“I think it suits me well,” Harris said. “I feel like I’m pretty good in the pick-and-roll, and I feel like I have confidence running that, and I feel like that could definitely be a good fit for me.”
Harris will be a two-way player for an NBA franchise, which makes a big difference. He’s a sound defender that plays with strong fundamentals as well as tenacious intensity. He also tends to understand the game, which factors into his success on both ends of the court. Harris is a versatile player and does have the ability to score at the rim and from outside. His numbers from 3-point range dipped last season, but inside the arc he did shoot better than 50 percent in 2013-14. He did, however, improve his free-throw shooting, and he is a player that can help create for others. Harris seems to feel comfortable coming off screens and hitting shots as well as doing so off the dribble and in step-backs. With his size, that will probably be an important part of his game at the next level—being able to finish by creating a little space. He’s also a player who is young and has a good amount of upside, so whichever team decides to take him should get a reliable player.
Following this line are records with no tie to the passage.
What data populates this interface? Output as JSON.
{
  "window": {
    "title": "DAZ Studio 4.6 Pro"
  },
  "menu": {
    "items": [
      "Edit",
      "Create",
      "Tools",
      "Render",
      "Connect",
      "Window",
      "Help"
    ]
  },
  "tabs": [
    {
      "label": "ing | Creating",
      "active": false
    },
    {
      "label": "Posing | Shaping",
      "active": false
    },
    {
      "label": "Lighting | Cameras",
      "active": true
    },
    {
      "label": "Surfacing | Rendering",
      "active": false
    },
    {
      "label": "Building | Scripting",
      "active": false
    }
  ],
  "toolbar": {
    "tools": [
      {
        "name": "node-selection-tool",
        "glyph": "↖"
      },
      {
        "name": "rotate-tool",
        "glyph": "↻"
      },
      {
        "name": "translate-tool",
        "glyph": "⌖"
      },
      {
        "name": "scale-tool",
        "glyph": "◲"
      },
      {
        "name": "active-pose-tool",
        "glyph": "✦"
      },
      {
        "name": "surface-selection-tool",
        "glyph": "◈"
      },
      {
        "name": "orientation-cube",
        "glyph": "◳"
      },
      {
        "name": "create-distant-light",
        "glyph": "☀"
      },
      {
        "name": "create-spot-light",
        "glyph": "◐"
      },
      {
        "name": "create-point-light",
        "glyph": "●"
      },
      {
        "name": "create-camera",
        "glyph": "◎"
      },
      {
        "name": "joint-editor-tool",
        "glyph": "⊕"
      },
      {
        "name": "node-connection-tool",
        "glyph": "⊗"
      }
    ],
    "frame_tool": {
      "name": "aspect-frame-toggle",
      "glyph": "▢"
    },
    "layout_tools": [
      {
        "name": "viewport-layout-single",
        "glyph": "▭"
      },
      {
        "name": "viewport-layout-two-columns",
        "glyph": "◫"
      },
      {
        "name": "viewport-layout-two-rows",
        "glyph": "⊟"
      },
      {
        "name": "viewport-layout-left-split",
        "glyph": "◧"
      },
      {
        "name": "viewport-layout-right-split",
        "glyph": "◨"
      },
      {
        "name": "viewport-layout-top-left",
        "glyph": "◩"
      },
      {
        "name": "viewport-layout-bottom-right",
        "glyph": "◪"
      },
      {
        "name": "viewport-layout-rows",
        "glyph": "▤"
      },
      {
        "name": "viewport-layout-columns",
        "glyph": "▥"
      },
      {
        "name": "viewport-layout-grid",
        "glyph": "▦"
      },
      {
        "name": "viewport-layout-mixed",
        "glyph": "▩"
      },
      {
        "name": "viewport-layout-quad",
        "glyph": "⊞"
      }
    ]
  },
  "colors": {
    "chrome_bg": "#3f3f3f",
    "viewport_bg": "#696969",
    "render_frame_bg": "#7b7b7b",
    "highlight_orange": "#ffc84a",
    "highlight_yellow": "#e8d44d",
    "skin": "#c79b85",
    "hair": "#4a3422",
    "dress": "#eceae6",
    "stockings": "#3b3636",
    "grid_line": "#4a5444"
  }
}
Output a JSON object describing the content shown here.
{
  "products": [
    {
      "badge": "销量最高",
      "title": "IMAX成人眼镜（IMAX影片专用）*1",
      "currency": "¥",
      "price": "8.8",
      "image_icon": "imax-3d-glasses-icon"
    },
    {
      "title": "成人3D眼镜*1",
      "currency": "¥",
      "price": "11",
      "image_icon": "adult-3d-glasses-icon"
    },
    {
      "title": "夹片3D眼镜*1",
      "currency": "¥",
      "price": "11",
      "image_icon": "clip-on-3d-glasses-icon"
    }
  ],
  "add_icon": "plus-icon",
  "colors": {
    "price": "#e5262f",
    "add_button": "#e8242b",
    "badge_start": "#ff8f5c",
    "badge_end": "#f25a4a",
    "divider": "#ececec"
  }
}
The biggest area of concern with Harris is probably his size. He’s 6-foot-4, and typically you’d like to see your shooting guards in the 6-foot-6 or 6-foot-7 range if they’re logging big minutes or starting for your squad. He’s not overly athletic compared to other wings in this draft, which doesn’t help make up for his size and also raises questions about how he might be able to stack up against his counterparts in the NBA. His 3-point shooting as a sophomore was not as efficient as it was as a freshman. Part of that could be because there are questions about his shot selection, which is another area that NBA teams might look into while deciding on Harris.
THEY SAID IT
“It’s kind of crazy, you know? I’m seeing this on TV before and I’ve seen the ESPNU film and the Combine and the Drills, and you know to be here it’s kind of like, wow, it’s really happening. It just motivates you to keep striving and improving and get better.” — Michigan State’s Gary Harris on the Combine/Draft process
WHAT HE CAN BRING TO THE WOLVES
Harris has a lot of upside as an all-around player. He might not be the best at any one thing on the court, but he is pretty solid on both ends of the floor and could be a strong rotation player for a team throughout his career. He brings intensity and intangibles as a competitor, which is always the basis for success in the league. He projects to be a pretty solid shooter in the league, and he’s said he feels comfortable operating out of the pick-and-roll. His defense projects to be a major selling point for looking at Harris in this Draft class.